§ **Problem to work on**: Each line below with the word "zoom" needs to be copied.

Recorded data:
───
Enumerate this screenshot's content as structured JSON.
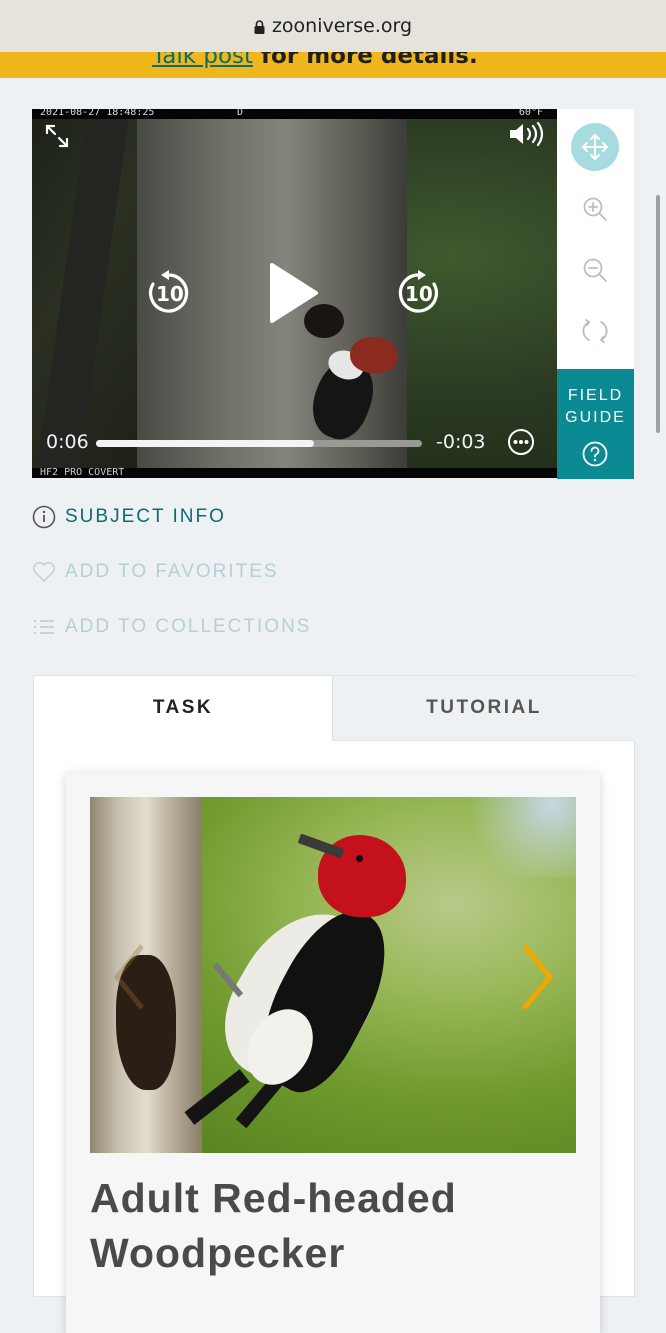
{
  "browser": {
    "domain": "zooniverse.org"
  },
  "banner": {
    "link_text": "Talk post",
    "rest_text": " for more details."
  },
  "viewer": {
    "timestamp": "2021-08-27 18:48:25",
    "flag": "D",
    "temperature": "60°F",
    "camera_model": "HF2 PRO COVERT",
    "current_time": "0:06",
    "remaining_time": "-0:03",
    "progress": 0.67,
    "rewind_seconds": "10",
    "forward_seconds": "10"
  },
  "toolbar": {
    "tools": [
      {
        "name": "move-tool",
        "icon": "move-icon",
        "active": true
      },
      {
        "name": "zoom-in-tool",
        "icon": "zoom-in-icon",
        "active": false
      },
      {
        "name": "zoom-out-tool",
        "icon": "zoom-out-icon",
        "active": false
      },
      {
        "name": "reset-tool",
        "icon": "rotate-icon",
        "active": false
      }
    ],
    "field_guide_line1": "FIELD",
    "field_guide_line2": "GUIDE",
    "field_guide_icon": "help-icon"
  },
  "meta": {
    "subject_info": "SUBJECT INFO",
    "add_favorites": "ADD TO FAVORITES",
    "add_collections": "ADD TO COLLECTIONS"
  },
  "tabs": {
    "task": "TASK",
    "tutorial": "TUTORIAL"
  },
  "card": {
    "title_line1": "Adult Red-headed",
    "title_line2": "Woodpecker",
    "prev_icon": "chevron-left-icon",
    "next_icon": "chevron-right-icon"
  },
  "colors": {
    "accent_teal": "#0c8a93",
    "banner_yellow": "#f0b71c",
    "active_tool": "#a8dbe0",
    "carousel_arrow": "#f0a800"
  }
}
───
§ **Output of the task**:
        "name": "zoom-in-tool",
        "icon": "zoom-in-icon",
        "name": "zoom-out-tool",
        "icon": "zoom-out-icon",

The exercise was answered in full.